Polygon Labs is the creative arm of the Polygon blockchain, a solution that allows for better scalability on the Ethereum blockchain. For Senior VP of Marketing Jennifer Kattula, it’s strange territory in which to find herself, given her past roles at incumbent tech and financial giants Meta, Microsoft and American Express. Yet in less than one year, Kattula has not only achieved a smooth transition but has catapulted Polygon into one of the most trusted brand partners in Web3.
Polygon Labs’ Jennifer Kattula is bridging blockchain with marketers
“Getting big brands on board in order to drive adoption is paramount,” Kattula said.
While crypto is still in a bear market, Kattula is paying close attention to the needs of developers, who are operating in a kind of productive hibernation. There is no playbook for building Web3, she said, so while Polygon plans for the long term, Kattula is keeping an eye on the relative peaks and valleys of the day-to-day.
What advice would you give to teens about using social media today?
It’s vital that teens understand the value of privacy and having ownership over their own data. Mainstream social media is able to harvest, analyze and monetize personal information as they see fit. Conversely, Web3 unlocks a new world where each individual controls their own data and online identity. I’d encourage everyone to be well-informed on this so that they can make choices accordingly.
In addition, I would say for teens—and really, everyone—you have 24 hours in a day; use them wisely.
How is new technology changing the way you work?
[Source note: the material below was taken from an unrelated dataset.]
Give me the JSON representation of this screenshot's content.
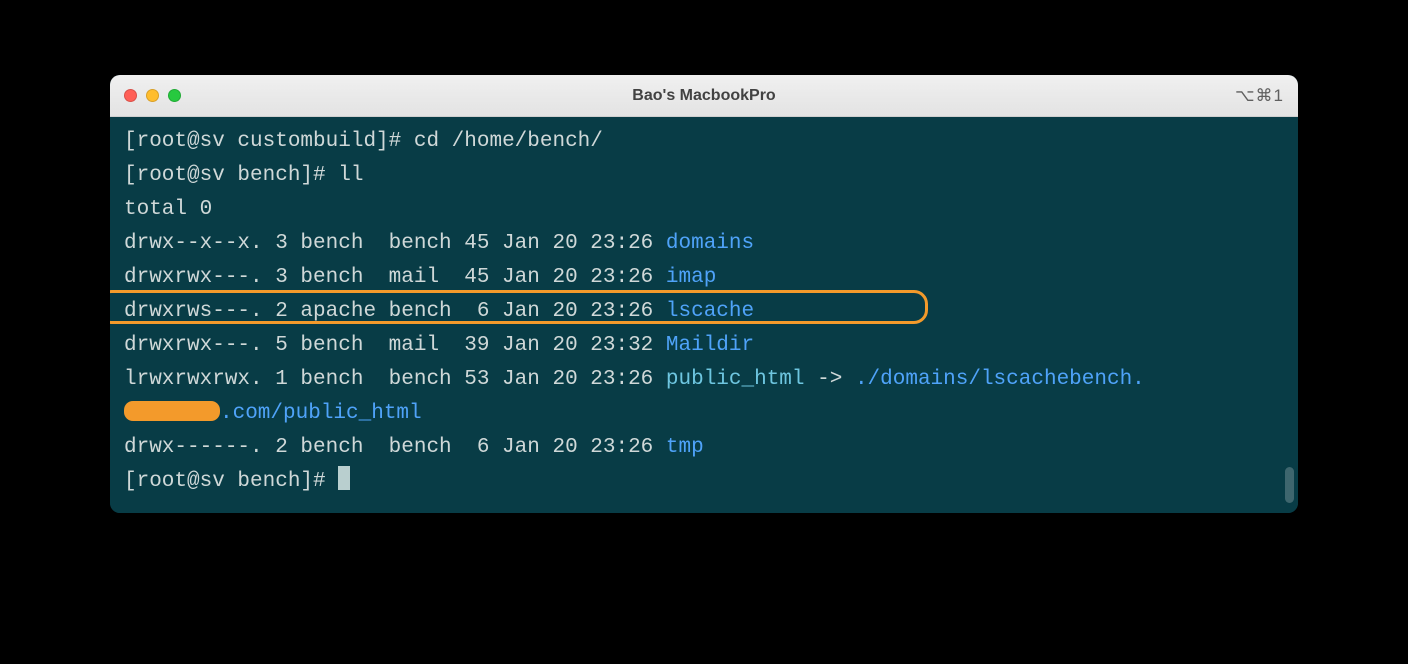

Over the past few years, there’s obviously been a shift to remote or hybrid working. The Web3 space has always taken a decentralized approach to work, but new tools have emerged as other industries have caught up. Because we’re based globally, working asynchronously and effectively from wherever we need to be is critical for Polygon Labs.
There are two areas that have improved our efficiency and connection in a remote environment. First, Async voice or video notes. In our company culture, this can replace super long Slack messages or emails and create more human connection with your colleagues.
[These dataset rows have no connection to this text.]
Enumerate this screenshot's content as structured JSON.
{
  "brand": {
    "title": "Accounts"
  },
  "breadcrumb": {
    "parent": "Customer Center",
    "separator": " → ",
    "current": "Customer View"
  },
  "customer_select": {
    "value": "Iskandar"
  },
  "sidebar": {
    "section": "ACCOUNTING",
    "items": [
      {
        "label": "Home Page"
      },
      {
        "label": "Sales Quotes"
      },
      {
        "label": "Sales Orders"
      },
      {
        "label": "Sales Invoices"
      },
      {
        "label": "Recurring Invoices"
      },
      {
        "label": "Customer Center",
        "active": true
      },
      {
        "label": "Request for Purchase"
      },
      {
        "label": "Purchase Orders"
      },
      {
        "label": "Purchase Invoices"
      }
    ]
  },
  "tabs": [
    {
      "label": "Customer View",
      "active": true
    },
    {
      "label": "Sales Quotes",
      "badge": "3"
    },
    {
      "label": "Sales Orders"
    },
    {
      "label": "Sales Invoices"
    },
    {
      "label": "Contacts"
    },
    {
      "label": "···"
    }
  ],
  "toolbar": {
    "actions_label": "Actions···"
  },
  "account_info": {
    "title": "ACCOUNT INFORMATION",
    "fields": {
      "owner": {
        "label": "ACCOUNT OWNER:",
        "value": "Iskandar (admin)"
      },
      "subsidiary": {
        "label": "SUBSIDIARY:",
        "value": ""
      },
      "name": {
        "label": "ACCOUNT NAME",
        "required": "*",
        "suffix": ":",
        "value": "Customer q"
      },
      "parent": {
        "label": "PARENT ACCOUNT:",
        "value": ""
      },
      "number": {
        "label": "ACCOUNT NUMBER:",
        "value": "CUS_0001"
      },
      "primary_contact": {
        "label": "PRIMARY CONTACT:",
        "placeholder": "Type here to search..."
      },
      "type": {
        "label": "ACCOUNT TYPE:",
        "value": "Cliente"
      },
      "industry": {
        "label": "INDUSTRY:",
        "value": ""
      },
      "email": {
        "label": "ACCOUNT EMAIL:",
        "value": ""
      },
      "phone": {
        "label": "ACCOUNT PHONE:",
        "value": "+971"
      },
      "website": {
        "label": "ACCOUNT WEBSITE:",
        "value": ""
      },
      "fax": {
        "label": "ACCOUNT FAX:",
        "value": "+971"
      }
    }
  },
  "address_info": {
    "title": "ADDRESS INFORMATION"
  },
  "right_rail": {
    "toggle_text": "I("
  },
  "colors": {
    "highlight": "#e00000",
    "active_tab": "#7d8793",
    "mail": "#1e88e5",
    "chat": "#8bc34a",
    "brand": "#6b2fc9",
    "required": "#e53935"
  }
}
Another area that I am particularly excited about is the use of AI in marketing. We’ve already seen automation in marketing happen with things like CRM, etc. But AI is providing new ways to empower our marketing team. For example, anyone on the team can generate images using AI. We can use AI for starter content or even research. Today, AI is not replacing humans and I think the real power of AI will happen when I can train AI on our brand design system in order to scale some routine deliverables like decks or web pages. I also think there is an art to AI prompts and that’s something I’m spending a ton of time on.
What is the biggest technical leap you’ve had to adjust to in your career, and how did you do it?
The biggest technical leap in my career was moving to Web3. After 11 years at Meta, I felt ready for a change. I dove headfirst into the Web3 rabbit hole and formed enough of a conviction that this tech would completely transform the world that I joined the industry full-time. It was a massive learning curve, and after experiencing my first crypto winter, I realized that I was much more interested in blockchain technology than crypto itself. While the move away from traditional tech was not always straightforward, what kept me going was focusing on the potential of the space.
Web3 reminds me of the early days of Facebook. While technical leaps can be challenging, that risk is what will keep you excited and motivated.